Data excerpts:
.....
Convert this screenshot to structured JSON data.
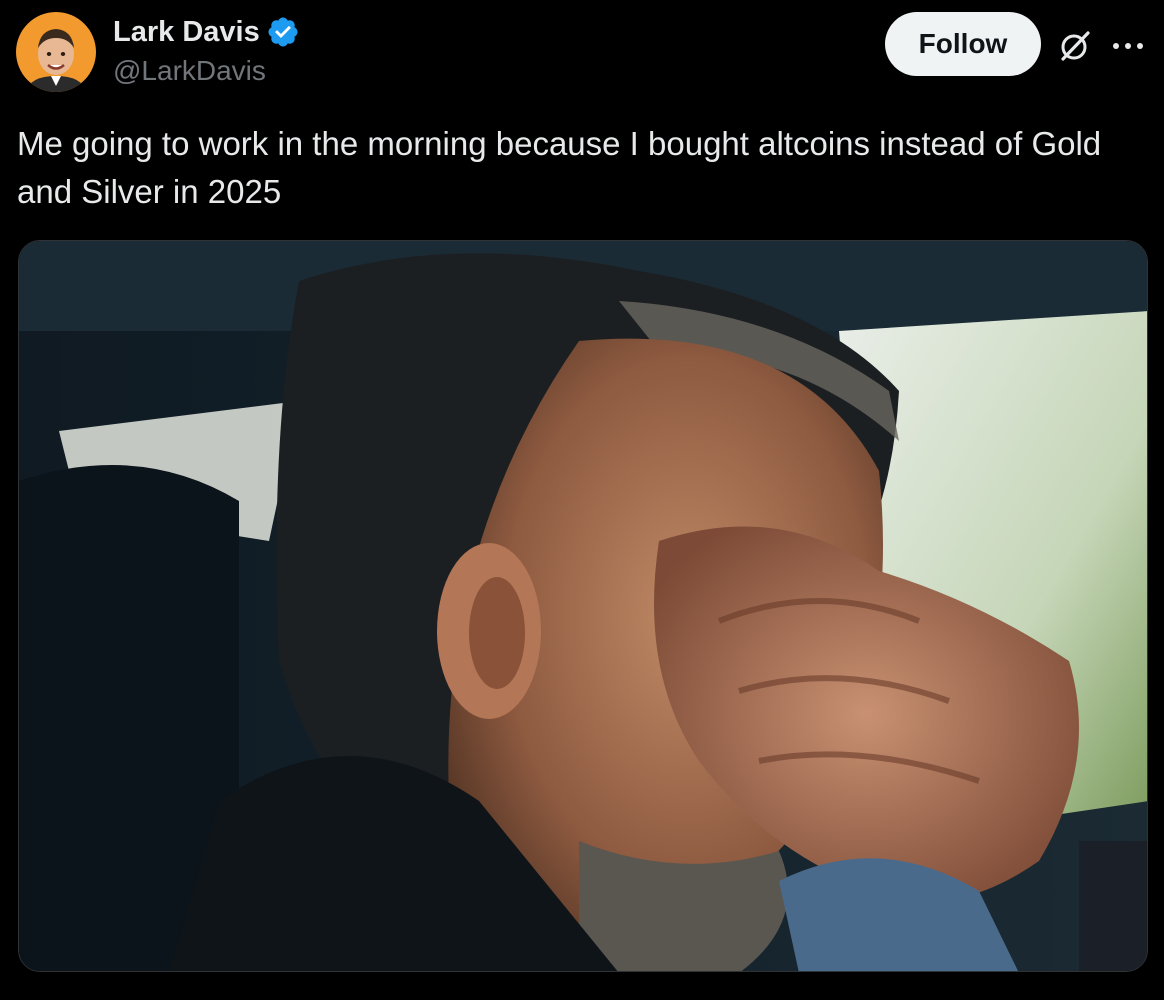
{
  "author": {
    "display_name": "Lark Davis",
    "handle": "@LarkDavis",
    "verified": true,
    "avatar_icon": "avatar-photo"
  },
  "actions": {
    "follow_label": "Follow",
    "grok_icon": "grok-icon",
    "more_icon": "more-dots-icon"
  },
  "tweet": {
    "text": "Me going to work in the morning because I bought altcoins instead of Gold and Silver in 2025"
  },
  "media": {
    "type": "gif-still",
    "icon": "media-image"
  },
  "colors": {
    "background": "#000000",
    "text_primary": "#e7e9ea",
    "text_secondary": "#71767b",
    "verified_blue": "#1d9bf0",
    "follow_bg": "#eff3f4",
    "follow_text": "#0f1419",
    "border": "#2f3336"
  }
}
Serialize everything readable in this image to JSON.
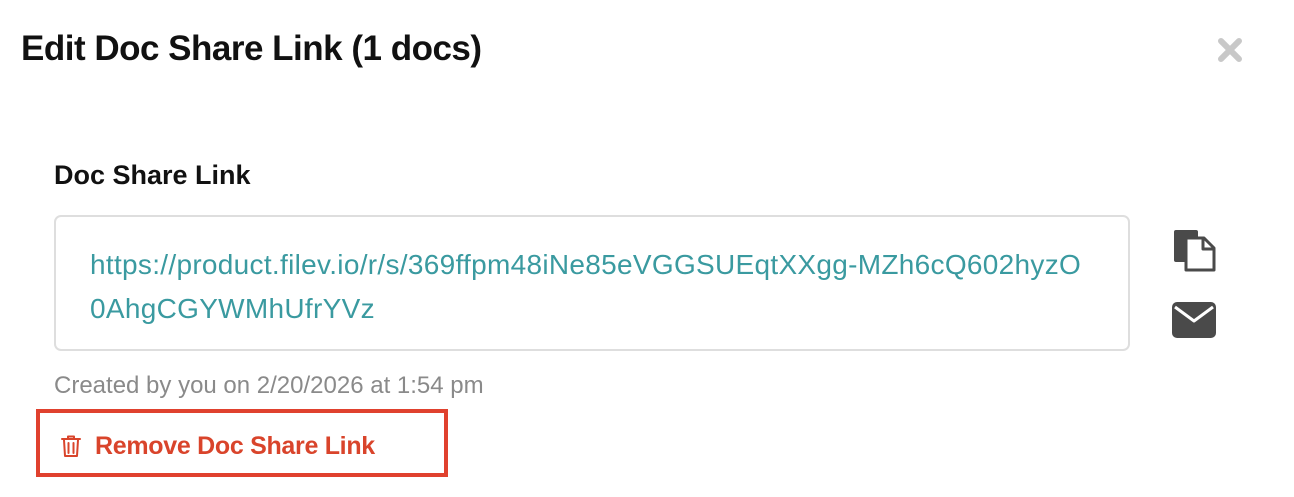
{
  "dialog": {
    "title": "Edit Doc Share Link (1 docs)",
    "close_icon": "close-icon"
  },
  "share": {
    "label": "Doc Share Link",
    "url": "https://product.filev.io/r/s/369ffpm48iNe85eVGGSUEqtXXgg-MZh6cQ602hyzO0AhgCGYWMhUfrYVz",
    "copy_icon": "copy-icon",
    "email_icon": "envelope-icon",
    "meta": "Created by you on 2/20/2026 at 1:54 pm"
  },
  "remove": {
    "label": "Remove Doc Share Link",
    "icon": "trash-icon"
  },
  "colors": {
    "link": "#3a9aa0",
    "danger": "#d9442b",
    "highlight_border": "#e0412e",
    "muted": "#8a8a8a",
    "icon": "#4a4a4a"
  }
}
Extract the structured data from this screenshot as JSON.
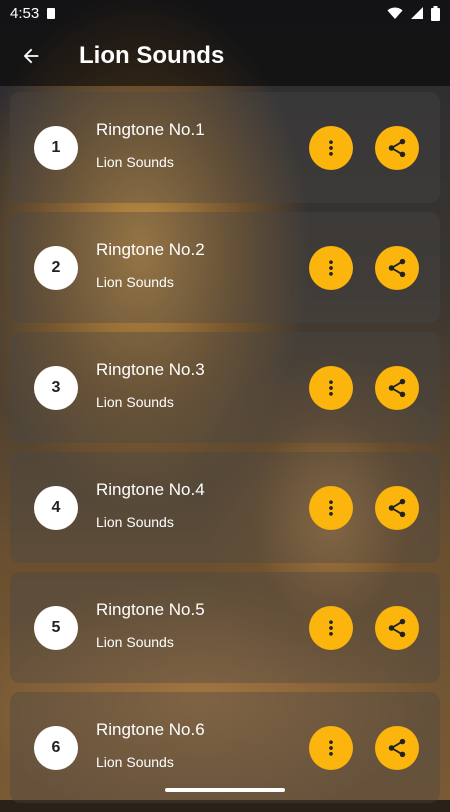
{
  "status": {
    "time": "4:53",
    "icons": [
      "sd-card-icon",
      "wifi-icon",
      "signal-icon",
      "battery-icon"
    ]
  },
  "appbar": {
    "title": "Lion Sounds",
    "back_icon": "arrow-back-icon"
  },
  "colors": {
    "accent": "#FBB50C",
    "card": "#464646"
  },
  "items": [
    {
      "number": "1",
      "name": "Ringtone No.1",
      "subtitle": "Lion Sounds"
    },
    {
      "number": "2",
      "name": "Ringtone No.2",
      "subtitle": "Lion Sounds"
    },
    {
      "number": "3",
      "name": "Ringtone No.3",
      "subtitle": "Lion Sounds"
    },
    {
      "number": "4",
      "name": "Ringtone No.4",
      "subtitle": "Lion Sounds"
    },
    {
      "number": "5",
      "name": "Ringtone No.5",
      "subtitle": "Lion Sounds"
    },
    {
      "number": "6",
      "name": "Ringtone No.6",
      "subtitle": "Lion Sounds"
    }
  ]
}
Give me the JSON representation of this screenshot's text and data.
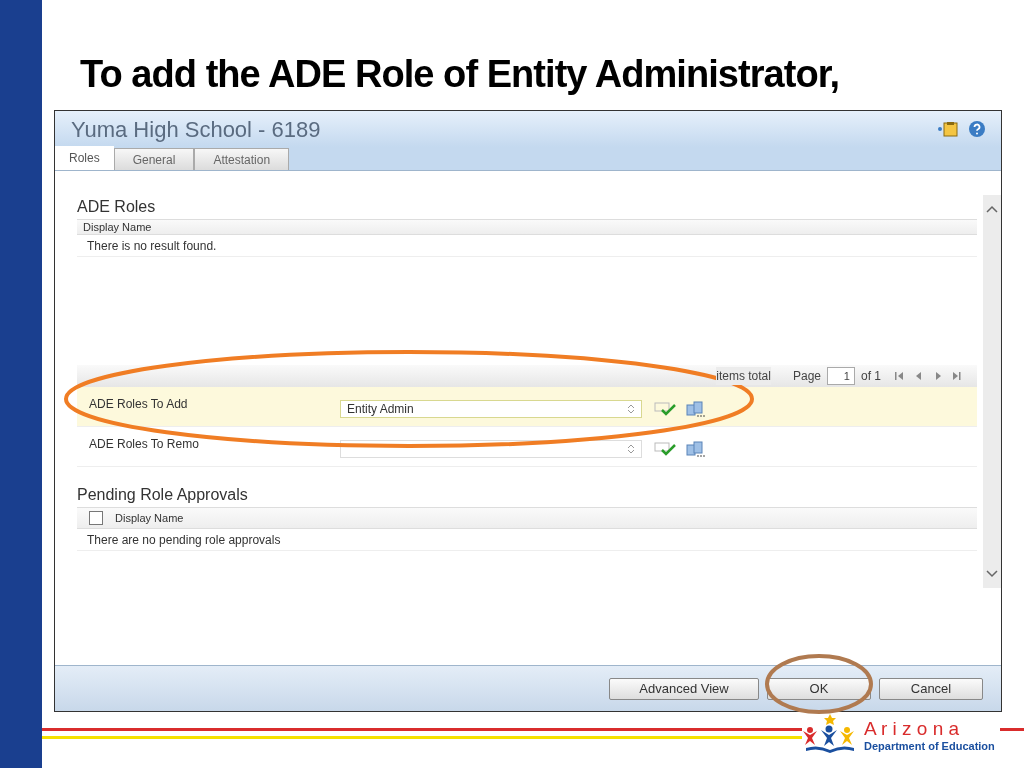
{
  "slide_title": "To add the ADE Role of Entity Administrator,",
  "window": {
    "title": "Yuma High School - 6189"
  },
  "tabs": [
    {
      "label": "Roles",
      "selected": true
    },
    {
      "label": "General",
      "selected": false
    },
    {
      "label": "Attestation",
      "selected": false
    }
  ],
  "ade_roles": {
    "title": "ADE Roles",
    "column": "Display Name",
    "empty_text": "There is no result found."
  },
  "pager": {
    "items_total": "items total",
    "page_label": "Page",
    "page": "1",
    "of": "of 1"
  },
  "role_rows": [
    {
      "label": "ADE Roles To Add",
      "value": "Entity Admin",
      "highlighted": true
    },
    {
      "label": "ADE Roles To Remo",
      "value": "",
      "highlighted": false
    }
  ],
  "pending": {
    "title": "Pending Role Approvals",
    "checked": false,
    "column": "Display Name",
    "empty_text": "There are no pending role approvals"
  },
  "buttons": [
    "Advanced View",
    "OK",
    "Cancel"
  ],
  "logo": {
    "name": "A r i z o n a",
    "subtitle": "Department of Education"
  }
}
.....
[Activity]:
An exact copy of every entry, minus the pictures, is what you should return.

[Answer to this task]:
Convert this screenshot to structured JSON data.
{
  "author": {
    "display_name": "Lark Davis",
    "handle": "@LarkDavis",
    "verified": true,
    "avatar_icon": "avatar-photo"
  },
  "actions": {
    "follow_label": "Follow",
    "grok_icon": "grok-icon",
    "more_icon": "more-dots-icon"
  },
  "tweet": {
    "text": "Me going to work in the morning because I bought altcoins instead of Gold and Silver in 2025"
  },
  "media": {
    "type": "gif-still",
    "icon": "media-image"
  },
  "colors": {
    "background": "#000000",
    "text_primary": "#e7e9ea",
    "text_secondary": "#71767b",
    "verified_blue": "#1d9bf0",
    "follow_bg": "#eff3f4",
    "follow_text": "#0f1419",
    "border": "#2f3336"
  }
}
Serialize everything readable in this image to JSON.
{
  "dialog": {
    "title": "Edit Doc Share Link (1 docs)",
    "close_icon": "close-icon"
  },
  "share": {
    "label": "Doc Share Link",
    "url": "https://product.filev.io/r/s/369ffpm48iNe85eVGGSUEqtXXgg-MZh6cQ602hyzO0AhgCGYWMhUfrYVz",
    "copy_icon": "copy-icon",
    "email_icon": "envelope-icon",
    "meta": "Created by you on 2/20/2026 at 1:54 pm"
  },
  "remove": {
    "label": "Remove Doc Share Link",
    "icon": "trash-icon"
  },
  "colors": {
    "link": "#3a9aa0",
    "danger": "#d9442b",
    "highlight_border": "#e0412e",
    "muted": "#8a8a8a",
    "icon": "#4a4a4a"
  }
}
Extract the structured data from this screenshot as JSON.
{
  "status": {
    "time": "4:53",
    "icons": [
      "sd-card-icon",
      "wifi-icon",
      "signal-icon",
      "battery-icon"
    ]
  },
  "appbar": {
    "title": "Lion Sounds",
    "back_icon": "arrow-back-icon"
  },
  "colors": {
    "accent": "#FBB50C",
    "card": "#464646"
  },
  "items": [
    {
      "number": "1",
      "name": "Ringtone No.1",
      "subtitle": "Lion Sounds"
    },
    {
      "number": "2",
      "name": "Ringtone No.2",
      "subtitle": "Lion Sounds"
    },
    {
      "number": "3",
      "name": "Ringtone No.3",
      "subtitle": "Lion Sounds"
    },
    {
      "number": "4",
      "name": "Ringtone No.4",
      "subtitle": "Lion Sounds"
    },
    {
      "number": "5",
      "name": "Ringtone No.5",
      "subtitle": "Lion Sounds"
    },
    {
      "number": "6",
      "name": "Ringtone No.6",
      "subtitle": "Lion Sounds"
    }
  ]
}
Give me the JSON representation of this screenshot's text and data.
{
  "slide_title": "To add the ADE Role of Entity Administrator,",
  "window": {
    "title": "Yuma High School - 6189"
  },
  "tabs": [
    {
      "label": "Roles",
      "selected": true
    },
    {
      "label": "General",
      "selected": false
    },
    {
      "label": "Attestation",
      "selected": false
    }
  ],
  "ade_roles": {
    "title": "ADE Roles",
    "column": "Display Name",
    "empty_text": "There is no result found."
  },
  "pager": {
    "items_total": "items total",
    "page_label": "Page",
    "page": "1",
    "of": "of 1"
  },
  "role_rows": [
    {
      "label": "ADE Roles To Add",
      "value": "Entity Admin",
      "highlighted": true
    },
    {
      "label": "ADE Roles To Remo",
      "value": "",
      "highlighted": false
    }
  ],
  "pending": {
    "title": "Pending Role Approvals",
    "checked": false,
    "column": "Display Name",
    "empty_text": "There are no pending role approvals"
  },
  "buttons": [
    "Advanced View",
    "OK",
    "Cancel"
  ],
  "logo": {
    "name": "A r i z o n a",
    "subtitle": "Department of Education"
  }
}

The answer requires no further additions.